Vitamin K plays an essential role in blood clotting as well as healthy bone growth and development. Read More
The fat-soluble vitamin K is essential for the functioning of several proteins involved in blood clotting (1). There are two naturally occurring forms of vitamin K: vitamin K1 (phylloquinone) is synthesized by plants; Vitamin K2 forms (menaquinones) can be found mainly in dairy products and are also produced to a minor extent by bacteria in the digestive tract of animals (2).
Next to its classical role in blood clotting, several potential health benefits are described for vitamin K. There is increasing scientific evidence that different forms of vitamin K have varying and accentuated impacts on disease risk reduction.
Authored by Dr Peter Engel in 2010, reviewed and updated by Dr Szabolcs Peter on 18.06.2017
Things to know about Vitamin K
The recommended dietary allowance (RDA) of vitamin K1 (phylloquinone) is dependent on age, gender, and other factors. Read More

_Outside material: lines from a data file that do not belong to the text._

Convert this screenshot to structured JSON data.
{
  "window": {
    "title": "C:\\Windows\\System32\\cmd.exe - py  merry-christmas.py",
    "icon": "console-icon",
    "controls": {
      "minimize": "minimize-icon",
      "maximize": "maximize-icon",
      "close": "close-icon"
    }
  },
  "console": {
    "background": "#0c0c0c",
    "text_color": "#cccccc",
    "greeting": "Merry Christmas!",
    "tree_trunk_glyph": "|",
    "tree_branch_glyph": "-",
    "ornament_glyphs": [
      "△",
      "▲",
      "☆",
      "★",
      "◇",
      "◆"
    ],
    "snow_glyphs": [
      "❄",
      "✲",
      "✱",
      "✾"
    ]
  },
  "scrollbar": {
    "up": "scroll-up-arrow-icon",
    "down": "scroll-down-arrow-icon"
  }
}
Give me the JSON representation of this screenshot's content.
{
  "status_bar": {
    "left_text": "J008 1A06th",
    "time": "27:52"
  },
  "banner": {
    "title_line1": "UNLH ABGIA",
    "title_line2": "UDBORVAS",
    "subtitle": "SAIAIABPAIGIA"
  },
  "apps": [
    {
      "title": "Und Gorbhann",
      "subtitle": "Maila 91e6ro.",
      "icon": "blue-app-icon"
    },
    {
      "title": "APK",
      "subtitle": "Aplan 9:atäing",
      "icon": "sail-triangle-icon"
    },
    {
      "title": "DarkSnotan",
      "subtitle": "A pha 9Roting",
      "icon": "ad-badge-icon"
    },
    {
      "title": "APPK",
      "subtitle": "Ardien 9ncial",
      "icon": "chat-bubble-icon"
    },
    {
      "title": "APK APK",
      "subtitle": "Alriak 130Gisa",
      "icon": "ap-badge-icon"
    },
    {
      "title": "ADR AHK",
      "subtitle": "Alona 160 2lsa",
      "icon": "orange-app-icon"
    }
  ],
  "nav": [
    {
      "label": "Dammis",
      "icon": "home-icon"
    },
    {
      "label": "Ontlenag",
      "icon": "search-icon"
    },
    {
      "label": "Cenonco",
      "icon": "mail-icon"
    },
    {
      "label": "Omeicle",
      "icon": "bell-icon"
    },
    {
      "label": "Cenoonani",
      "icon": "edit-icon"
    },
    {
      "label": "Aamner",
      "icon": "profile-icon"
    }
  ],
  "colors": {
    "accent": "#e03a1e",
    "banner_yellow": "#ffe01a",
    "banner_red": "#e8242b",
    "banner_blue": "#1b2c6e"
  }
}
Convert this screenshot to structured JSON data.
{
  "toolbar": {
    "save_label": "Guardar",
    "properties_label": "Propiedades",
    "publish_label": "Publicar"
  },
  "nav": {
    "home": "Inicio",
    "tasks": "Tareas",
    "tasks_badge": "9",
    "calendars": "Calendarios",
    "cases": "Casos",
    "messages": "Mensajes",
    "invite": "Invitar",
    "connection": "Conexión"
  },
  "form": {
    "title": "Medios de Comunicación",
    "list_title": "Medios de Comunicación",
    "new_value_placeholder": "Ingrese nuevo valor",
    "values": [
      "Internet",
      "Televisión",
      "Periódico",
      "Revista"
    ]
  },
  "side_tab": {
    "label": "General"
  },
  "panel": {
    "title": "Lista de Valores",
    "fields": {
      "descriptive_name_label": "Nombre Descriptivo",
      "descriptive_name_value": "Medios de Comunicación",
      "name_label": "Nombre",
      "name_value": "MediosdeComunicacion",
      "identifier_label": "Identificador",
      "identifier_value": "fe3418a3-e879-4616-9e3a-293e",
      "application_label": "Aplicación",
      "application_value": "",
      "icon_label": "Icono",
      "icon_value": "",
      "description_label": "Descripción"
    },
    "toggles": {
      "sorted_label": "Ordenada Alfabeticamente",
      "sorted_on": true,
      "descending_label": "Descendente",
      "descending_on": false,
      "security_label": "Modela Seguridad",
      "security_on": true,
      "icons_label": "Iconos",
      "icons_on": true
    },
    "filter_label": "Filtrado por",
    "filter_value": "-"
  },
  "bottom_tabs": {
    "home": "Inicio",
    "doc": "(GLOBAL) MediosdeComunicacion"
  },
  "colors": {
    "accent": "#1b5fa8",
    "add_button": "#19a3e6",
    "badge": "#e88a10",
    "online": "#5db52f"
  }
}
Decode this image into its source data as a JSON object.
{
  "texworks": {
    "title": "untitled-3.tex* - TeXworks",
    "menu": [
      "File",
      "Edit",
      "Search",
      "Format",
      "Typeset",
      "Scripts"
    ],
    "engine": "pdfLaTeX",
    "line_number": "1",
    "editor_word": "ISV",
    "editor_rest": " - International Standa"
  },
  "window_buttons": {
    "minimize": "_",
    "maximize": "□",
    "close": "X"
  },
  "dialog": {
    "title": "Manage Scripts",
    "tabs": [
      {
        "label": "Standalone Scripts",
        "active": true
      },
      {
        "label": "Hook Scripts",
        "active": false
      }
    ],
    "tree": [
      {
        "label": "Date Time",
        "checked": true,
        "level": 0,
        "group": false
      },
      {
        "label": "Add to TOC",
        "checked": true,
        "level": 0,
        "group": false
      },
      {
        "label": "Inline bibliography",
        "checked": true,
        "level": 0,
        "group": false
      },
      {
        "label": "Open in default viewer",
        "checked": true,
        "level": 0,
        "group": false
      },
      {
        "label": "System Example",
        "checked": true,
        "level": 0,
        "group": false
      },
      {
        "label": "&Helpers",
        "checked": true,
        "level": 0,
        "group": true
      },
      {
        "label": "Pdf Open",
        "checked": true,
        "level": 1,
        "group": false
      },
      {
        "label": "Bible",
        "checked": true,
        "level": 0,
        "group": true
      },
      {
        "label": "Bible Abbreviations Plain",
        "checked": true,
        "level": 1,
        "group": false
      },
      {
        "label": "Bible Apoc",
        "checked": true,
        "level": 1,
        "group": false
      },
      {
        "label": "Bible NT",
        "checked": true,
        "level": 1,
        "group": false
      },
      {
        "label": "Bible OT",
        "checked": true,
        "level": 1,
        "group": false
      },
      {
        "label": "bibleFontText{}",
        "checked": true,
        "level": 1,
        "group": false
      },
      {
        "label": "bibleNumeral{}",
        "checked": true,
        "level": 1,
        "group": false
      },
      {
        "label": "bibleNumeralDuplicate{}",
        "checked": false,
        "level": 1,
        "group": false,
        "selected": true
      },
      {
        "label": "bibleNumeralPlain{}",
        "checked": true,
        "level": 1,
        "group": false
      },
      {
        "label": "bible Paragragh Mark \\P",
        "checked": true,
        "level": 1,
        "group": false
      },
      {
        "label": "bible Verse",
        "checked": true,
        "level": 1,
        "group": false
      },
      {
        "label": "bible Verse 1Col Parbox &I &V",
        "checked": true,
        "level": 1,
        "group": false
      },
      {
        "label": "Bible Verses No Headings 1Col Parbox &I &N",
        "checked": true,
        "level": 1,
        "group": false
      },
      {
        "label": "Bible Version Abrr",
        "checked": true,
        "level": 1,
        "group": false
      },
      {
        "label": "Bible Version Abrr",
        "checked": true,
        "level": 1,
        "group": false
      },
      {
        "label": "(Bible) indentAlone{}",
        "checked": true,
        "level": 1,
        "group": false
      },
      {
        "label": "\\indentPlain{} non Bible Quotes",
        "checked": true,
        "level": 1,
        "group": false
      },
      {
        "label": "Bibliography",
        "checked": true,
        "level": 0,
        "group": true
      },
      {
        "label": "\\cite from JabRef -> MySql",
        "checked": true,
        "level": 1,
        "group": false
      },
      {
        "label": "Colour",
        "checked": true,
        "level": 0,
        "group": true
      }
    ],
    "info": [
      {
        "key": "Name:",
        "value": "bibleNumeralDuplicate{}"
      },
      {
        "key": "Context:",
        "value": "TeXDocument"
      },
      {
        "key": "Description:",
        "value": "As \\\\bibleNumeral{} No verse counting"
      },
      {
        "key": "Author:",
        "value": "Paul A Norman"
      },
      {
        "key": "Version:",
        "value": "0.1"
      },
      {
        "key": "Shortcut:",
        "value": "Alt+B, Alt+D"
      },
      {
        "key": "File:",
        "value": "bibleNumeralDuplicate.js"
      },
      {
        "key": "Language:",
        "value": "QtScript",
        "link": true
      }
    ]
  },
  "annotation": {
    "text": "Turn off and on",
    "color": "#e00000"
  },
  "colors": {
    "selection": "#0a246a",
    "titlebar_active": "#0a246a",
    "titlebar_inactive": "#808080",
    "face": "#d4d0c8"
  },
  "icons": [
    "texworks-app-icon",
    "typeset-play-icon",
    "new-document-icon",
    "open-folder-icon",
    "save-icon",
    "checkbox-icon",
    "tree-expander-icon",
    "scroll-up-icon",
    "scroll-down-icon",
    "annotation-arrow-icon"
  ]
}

Surveys in some European countries have provided estimated mean dietary intakes for vitamin K: in the United Kingdom, an average intake of 68 micrograms (mcg) per person per day was established (28), while in The Netherlands mean daily per capita intake was estimated to be up to 250 micrograms (mcg) (29). Read More
Overt vitamin K deficiency results in impaired blood clotting, usually demonstrated by laboratory tests that measure clotting time. Read More
Consult the full list of scientific references. Read More